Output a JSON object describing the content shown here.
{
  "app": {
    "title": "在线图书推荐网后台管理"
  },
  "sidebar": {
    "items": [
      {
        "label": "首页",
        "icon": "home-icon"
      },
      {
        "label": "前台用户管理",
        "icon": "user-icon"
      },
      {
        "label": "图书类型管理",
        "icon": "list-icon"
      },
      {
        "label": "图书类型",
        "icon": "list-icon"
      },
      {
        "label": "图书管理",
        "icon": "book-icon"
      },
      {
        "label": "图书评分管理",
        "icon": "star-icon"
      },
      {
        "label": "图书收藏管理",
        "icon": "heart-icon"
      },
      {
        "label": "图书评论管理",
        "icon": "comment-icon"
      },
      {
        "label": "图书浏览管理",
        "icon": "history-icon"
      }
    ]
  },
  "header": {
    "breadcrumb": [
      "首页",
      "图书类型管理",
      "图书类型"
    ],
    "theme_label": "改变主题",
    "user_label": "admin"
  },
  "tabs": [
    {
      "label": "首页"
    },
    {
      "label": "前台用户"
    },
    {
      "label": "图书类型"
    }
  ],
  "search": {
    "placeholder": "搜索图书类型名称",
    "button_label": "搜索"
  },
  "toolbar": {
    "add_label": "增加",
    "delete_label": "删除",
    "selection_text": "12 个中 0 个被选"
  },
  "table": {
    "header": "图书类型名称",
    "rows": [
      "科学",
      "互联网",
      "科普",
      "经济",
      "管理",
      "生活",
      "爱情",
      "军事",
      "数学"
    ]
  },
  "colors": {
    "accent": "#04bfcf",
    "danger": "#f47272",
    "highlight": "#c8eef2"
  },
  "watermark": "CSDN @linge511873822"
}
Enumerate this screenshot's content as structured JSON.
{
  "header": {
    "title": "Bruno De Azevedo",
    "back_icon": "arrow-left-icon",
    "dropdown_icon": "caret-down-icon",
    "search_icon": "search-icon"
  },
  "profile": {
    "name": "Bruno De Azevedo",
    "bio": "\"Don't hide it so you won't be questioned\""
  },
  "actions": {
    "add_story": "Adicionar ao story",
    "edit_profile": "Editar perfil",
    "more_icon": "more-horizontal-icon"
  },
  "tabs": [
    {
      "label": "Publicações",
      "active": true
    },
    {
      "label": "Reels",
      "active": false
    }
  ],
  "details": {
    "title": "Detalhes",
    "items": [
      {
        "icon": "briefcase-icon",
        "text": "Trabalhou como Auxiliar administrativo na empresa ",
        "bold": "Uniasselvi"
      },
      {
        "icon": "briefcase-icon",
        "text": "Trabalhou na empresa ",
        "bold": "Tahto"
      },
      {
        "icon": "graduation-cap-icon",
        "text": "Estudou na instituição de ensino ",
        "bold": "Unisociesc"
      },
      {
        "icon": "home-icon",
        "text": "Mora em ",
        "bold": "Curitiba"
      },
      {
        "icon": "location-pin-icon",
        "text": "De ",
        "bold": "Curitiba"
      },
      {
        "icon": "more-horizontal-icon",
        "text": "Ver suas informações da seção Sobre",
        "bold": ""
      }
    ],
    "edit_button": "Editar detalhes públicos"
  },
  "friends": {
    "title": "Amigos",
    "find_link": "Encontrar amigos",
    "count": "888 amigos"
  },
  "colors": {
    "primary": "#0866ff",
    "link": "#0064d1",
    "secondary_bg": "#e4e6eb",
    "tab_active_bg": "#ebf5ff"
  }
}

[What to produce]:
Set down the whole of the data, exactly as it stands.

[Worked solution]:
Output a JSON object describing the content shown here.
{
  "app": {
    "title": "在线图书推荐网后台管理"
  },
  "sidebar": {
    "items": [
      {
        "label": "首页",
        "icon": "home-icon"
      },
      {
        "label": "前台用户管理",
        "icon": "user-icon"
      },
      {
        "label": "图书类型管理",
        "icon": "list-icon"
      },
      {
        "label": "图书类型",
        "icon": "list-icon"
      },
      {
        "label": "图书管理",
        "icon": "book-icon"
      },
      {
        "label": "图书评分管理",
        "icon": "star-icon"
      },
      {
        "label": "图书收藏管理",
        "icon": "heart-icon"
      },
      {
        "label": "图书评论管理",
        "icon": "comment-icon"
      },
      {
        "label": "图书浏览管理",
        "icon": "history-icon"
      }
    ]
  },
  "header": {
    "breadcrumb": [
      "首页",
      "图书类型管理",
      "图书类型"
    ],
    "theme_label": "改变主题",
    "user_label": "admin"
  },
  "tabs": [
    {
      "label": "首页"
    },
    {
      "label": "前台用户"
    },
    {
      "label": "图书类型"
    }
  ],
  "search": {
    "placeholder": "搜索图书类型名称",
    "button_label": "搜索"
  },
  "toolbar": {
    "add_label": "增加",
    "delete_label": "删除",
    "selection_text": "12 个中 0 个被选"
  },
  "table": {
    "header": "图书类型名称",
    "rows": [
      "科学",
      "互联网",
      "科普",
      "经济",
      "管理",
      "生活",
      "爱情",
      "军事",
      "数学"
    ]
  },
  "colors": {
    "accent": "#04bfcf",
    "danger": "#f47272",
    "highlight": "#c8eef2"
  },
  "watermark": "CSDN @linge511873822"
}
Enumerate this screenshot's content as structured JSON.
{
  "header": {
    "title": "Bruno De Azevedo",
    "back_icon": "arrow-left-icon",
    "dropdown_icon": "caret-down-icon",
    "search_icon": "search-icon"
  },
  "profile": {
    "name": "Bruno De Azevedo",
    "bio": "\"Don't hide it so you won't be questioned\""
  },
  "actions": {
    "add_story": "Adicionar ao story",
    "edit_profile": "Editar perfil",
    "more_icon": "more-horizontal-icon"
  },
  "tabs": [
    {
      "label": "Publicações",
      "active": true
    },
    {
      "label": "Reels",
      "active": false
    }
  ],
  "details": {
    "title": "Detalhes",
    "items": [
      {
        "icon": "briefcase-icon",
        "text": "Trabalhou como Auxiliar administrativo na empresa ",
        "bold": "Uniasselvi"
      },
      {
        "icon": "briefcase-icon",
        "text": "Trabalhou na empresa ",
        "bold": "Tahto"
      },
      {
        "icon": "graduation-cap-icon",
        "text": "Estudou na instituição de ensino ",
        "bold": "Unisociesc"
      },
      {
        "icon": "home-icon",
        "text": "Mora em ",
        "bold": "Curitiba"
      },
      {
        "icon": "location-pin-icon",
        "text": "De ",
        "bold": "Curitiba"
      },
      {
        "icon": "more-horizontal-icon",
        "text": "Ver suas informações da seção Sobre",
        "bold": ""
      }
    ],
    "edit_button": "Editar detalhes públicos"
  },
  "friends": {
    "title": "Amigos",
    "find_link": "Encontrar amigos",
    "count": "888 amigos"
  },
  "colors": {
    "primary": "#0866ff",
    "link": "#0064d1",
    "secondary_bg": "#e4e6eb",
    "tab_active_bg": "#ebf5ff"
  }
}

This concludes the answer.